As business decisions go, it seemed like an obvious one for Ron Kukes.
It was the summer of 2001 and a corporate customer of Kukes' bank--First Interstate Bank of Alaska, which has since changed its name to Alaska Bank & Trust--had just sold a business and wanted to make a short-term $50 million deposit. Kukes, the bank's president and chief executive officer, jumped at the chance to make a nice spread investing the funds in government securities, providing a "good, one-time shot in the arm." Just to be safe, he even ran the idea past his regulators at the Office of the Comptroller of the Currency, who didn't object.
What happened next is every banker's worst nightmare. Unbeknownst to Kukes, the Anchorage-based bank was later evaluated for safety and soundness by Weiss Ratings Inc., something Weiss does every quarter using data from call reports that all banks must file with the Federal Deposit Insurance Corp. With just $60 million in assets, the large deposit nearly doubled the bank's balance sheet while cutting its all-important capital ratios significantly. These changes were fed through the highly automated system that Weiss uses to analyze banks and thrifts, and in January the bank's safety and soundness rating was dropped from a "C" to a "D."
And this is when Kukes' problems really started. The Anchorage Daily News soon got wind of the downgrade and sent out a reporter who knew relatively little about banking--he normally covered the commercial fishing industry--to investigate. The newspaper ended up running an alarmist--and misleading--story that cost the bank some local business. Kukes eventually got the mess straightened out, but he's still ticked off and holds Weiss partly to blame. "Any rating agency that sees a blip like that should at least have the courtesy to call the bank and get an explanation for it," he says.
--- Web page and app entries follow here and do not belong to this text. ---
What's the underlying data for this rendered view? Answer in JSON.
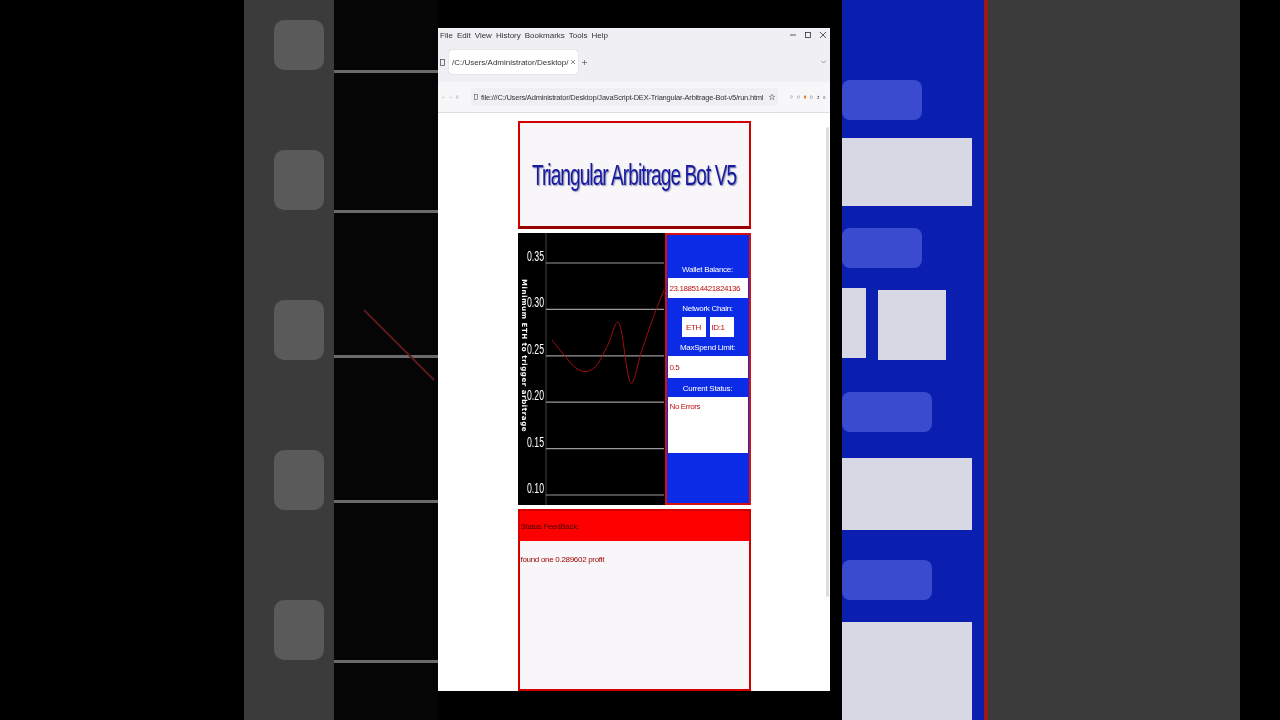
{
  "browser": {
    "menu": [
      "File",
      "Edit",
      "View",
      "History",
      "Bookmarks",
      "Tools",
      "Help"
    ],
    "tab": {
      "title": "/C:/Users/Administrator/Desktop/"
    },
    "address": "file:///C:/Users/Administrator/Desktop/JavaScript-DEX-Triangular-Arbitrage-Bot-v5/run.html"
  },
  "page": {
    "title": "Triangular Arbitrage Bot V5",
    "chart": {
      "chart_data": {
        "type": "line",
        "ylabel": "Minimum ETH to trigger arbitrage",
        "ylim": [
          0.1,
          0.35
        ],
        "grid": true,
        "yticks": [
          0.35,
          {
            "value": 0.3,
            "label": "0.30"
          },
          0.25,
          {
            "value": 0.2,
            "label": "0.20"
          },
          0.15,
          {
            "value": 0.1,
            "label": "0.10"
          }
        ],
        "series": [
          {
            "color": "#a01010",
            "values": [
              0.267,
              0.252,
              0.238,
              0.233,
              0.24,
              0.262,
              0.285,
              0.221,
              0.255,
              0.29,
              0.321
            ]
          }
        ]
      }
    },
    "panel": {
      "wallet_balance_label": "Wallet Balance:",
      "wallet_balance": "23.188514421824136",
      "network_chain_label": "Network Chain:",
      "network": "ETH",
      "chain_id": "ID:1",
      "max_spend_label": "MaxSpend Limit:",
      "max_spend": "0.5",
      "current_status_label": "Current Status:",
      "current_status": "No Errors"
    },
    "status_feedback": {
      "heading": "Status FeedBack:",
      "message": "found one 0.289602 profit"
    }
  }
}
CAMELS without eyes
Alaska Bank & Trust's close encounter with a rating agency provides a cautionary tale that all banks should pay close attention to. Including Weiss, there are six privately held firms that analyze quarterly call report data to provide safety and soundness ratings on every bank in the country. (Capsulized descriptions of these firms with contact information appear in the article below. The firms are also listed on the FDIC's website, www.fdic.gov/bank/individual/bank/index.html.)
Many banks might not even be aware that firms such as Weiss are evaluating their call report data and putting out ratings--but they need to be. As Kukes' experience shows, a downgrade can quickly lead to trouble and it's crucial that bankers understand how these firms work--and what to do when something goes wrong.
While their classification systems vary, most of the firms use analytical formulas that draw heavily on the same rating methodology used by federal and state regulators when assessing the soundness of financial institutions. Commonly referred to as the CAMELS rating system, this approach looks at six separate components: capital adequacy, asset quality, management, earnings, liquidity and sensitivity to market risk. Each component is further broken down into a variety of factors that the regulators consider when examining a depository institution, which is given a separate rating for each category. The bank is also assigned a composite rating that takes all six components into consideration.
The only CAMELS component rating firms don't try to duplicate is a first-hand evaluation of management. Unlike the regulators, rating firms don't conduct any part of their analysis onsite. "We're an offsite sensing mechanism," says Mike Heller, president at Veribanc, another rating company. "We don't have the luxury of sending an auditor in." Instead, each firm uses a highly automated process that relies on a small team of analysts and systems personnel and normally requires little human intervention. …